Top of DATA SHOWN

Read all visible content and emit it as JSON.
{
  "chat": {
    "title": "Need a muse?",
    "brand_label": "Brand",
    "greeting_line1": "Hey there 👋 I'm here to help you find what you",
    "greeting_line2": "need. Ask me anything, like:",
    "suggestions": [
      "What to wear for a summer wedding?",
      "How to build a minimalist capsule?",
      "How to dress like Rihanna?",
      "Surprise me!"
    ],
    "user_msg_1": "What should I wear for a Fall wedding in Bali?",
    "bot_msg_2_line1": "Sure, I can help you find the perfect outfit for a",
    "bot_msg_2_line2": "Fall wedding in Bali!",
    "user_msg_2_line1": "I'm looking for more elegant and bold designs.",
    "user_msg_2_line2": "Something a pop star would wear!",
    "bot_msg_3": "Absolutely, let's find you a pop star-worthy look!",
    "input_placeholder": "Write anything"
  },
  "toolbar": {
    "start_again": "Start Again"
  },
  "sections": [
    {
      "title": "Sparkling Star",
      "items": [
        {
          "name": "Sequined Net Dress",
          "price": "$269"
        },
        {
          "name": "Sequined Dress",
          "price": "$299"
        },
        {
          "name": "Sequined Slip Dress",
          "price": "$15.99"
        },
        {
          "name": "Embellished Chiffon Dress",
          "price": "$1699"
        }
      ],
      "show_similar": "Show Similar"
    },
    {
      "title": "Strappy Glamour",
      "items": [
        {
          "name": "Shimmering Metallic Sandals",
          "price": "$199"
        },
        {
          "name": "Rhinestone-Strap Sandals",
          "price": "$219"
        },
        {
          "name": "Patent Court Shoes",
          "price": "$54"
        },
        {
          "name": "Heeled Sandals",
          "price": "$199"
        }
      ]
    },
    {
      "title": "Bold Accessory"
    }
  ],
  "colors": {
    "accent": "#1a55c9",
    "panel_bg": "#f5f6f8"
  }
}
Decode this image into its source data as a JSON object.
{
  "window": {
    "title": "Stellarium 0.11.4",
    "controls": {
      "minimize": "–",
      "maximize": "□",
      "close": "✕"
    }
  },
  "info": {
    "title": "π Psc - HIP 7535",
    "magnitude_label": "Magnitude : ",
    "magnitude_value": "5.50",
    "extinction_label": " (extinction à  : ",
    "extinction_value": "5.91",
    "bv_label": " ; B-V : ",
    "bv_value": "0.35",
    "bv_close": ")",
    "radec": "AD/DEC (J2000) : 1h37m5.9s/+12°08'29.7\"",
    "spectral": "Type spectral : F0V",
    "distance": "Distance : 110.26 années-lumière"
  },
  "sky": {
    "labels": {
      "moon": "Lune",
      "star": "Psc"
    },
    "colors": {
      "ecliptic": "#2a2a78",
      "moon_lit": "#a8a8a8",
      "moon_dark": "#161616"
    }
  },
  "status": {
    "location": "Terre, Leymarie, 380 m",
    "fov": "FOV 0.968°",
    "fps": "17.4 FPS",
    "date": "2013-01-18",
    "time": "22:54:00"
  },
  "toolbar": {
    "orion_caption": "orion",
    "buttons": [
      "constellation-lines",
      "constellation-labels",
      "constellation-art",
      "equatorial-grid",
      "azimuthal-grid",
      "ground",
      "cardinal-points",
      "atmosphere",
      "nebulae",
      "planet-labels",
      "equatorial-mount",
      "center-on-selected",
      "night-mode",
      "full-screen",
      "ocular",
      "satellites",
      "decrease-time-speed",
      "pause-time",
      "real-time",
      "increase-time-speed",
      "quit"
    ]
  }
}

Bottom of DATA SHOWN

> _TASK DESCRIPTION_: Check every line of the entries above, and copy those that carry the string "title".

> _PROBLEM SOLUTION_:
    "title": "Need a muse?",
      "title": "Sparkling Star",
      "title": "Strappy Glamour",
      "title": "Bold Accessory"
    "title": "Stellarium 0.11.4",
    "title": "π Psc - HIP 7535",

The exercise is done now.